# Exercise brief
The answer must consist of each line of the records below that contains the string "data".

# Material supplied
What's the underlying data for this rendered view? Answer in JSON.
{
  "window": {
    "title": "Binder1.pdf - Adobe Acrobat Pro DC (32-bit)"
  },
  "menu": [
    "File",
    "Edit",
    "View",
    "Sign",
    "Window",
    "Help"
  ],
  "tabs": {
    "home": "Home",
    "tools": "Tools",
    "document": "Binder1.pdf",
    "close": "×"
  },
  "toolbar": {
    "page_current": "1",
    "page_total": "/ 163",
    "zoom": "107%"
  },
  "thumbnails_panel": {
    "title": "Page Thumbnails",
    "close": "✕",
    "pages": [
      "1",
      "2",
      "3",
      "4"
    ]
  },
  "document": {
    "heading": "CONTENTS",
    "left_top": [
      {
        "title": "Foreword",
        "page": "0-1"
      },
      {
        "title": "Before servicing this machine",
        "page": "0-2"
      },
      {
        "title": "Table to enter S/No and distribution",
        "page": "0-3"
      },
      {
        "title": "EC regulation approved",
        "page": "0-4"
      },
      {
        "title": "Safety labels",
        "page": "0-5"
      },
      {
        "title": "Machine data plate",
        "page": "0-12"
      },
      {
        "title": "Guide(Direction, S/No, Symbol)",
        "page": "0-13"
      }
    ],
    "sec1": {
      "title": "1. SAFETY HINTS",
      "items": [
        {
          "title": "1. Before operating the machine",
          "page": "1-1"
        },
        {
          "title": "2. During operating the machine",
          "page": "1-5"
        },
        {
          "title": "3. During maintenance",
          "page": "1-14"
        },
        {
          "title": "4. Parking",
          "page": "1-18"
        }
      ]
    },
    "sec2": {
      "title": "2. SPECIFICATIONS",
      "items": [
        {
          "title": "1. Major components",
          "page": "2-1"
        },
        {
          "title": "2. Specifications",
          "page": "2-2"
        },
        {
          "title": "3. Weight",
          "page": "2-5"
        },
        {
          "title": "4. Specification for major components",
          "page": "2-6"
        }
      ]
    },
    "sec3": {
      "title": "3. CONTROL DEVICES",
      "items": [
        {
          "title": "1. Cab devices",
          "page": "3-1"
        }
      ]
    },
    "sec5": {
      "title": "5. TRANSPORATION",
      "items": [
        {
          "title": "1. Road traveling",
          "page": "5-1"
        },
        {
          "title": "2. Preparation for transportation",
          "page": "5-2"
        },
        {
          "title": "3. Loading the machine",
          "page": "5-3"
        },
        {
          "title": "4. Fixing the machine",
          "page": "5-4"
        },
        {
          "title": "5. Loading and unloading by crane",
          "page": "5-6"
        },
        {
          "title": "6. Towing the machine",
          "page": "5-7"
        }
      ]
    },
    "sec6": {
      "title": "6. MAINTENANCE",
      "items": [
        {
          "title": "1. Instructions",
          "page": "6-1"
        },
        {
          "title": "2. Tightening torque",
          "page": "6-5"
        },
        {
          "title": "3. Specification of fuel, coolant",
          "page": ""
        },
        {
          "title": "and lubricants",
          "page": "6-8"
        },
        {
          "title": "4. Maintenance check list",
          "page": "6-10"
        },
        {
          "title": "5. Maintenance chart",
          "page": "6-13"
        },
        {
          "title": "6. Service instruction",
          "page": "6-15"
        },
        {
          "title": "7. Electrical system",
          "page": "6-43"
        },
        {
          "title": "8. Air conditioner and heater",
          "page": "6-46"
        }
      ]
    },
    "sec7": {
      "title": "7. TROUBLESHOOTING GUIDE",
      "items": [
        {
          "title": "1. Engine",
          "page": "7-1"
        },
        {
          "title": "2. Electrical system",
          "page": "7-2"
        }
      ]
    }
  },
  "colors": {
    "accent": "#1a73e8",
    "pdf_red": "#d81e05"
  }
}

# Response box
What's the underlying data for this rendered view? Answer in JSON.
        "title": "Machine data plate",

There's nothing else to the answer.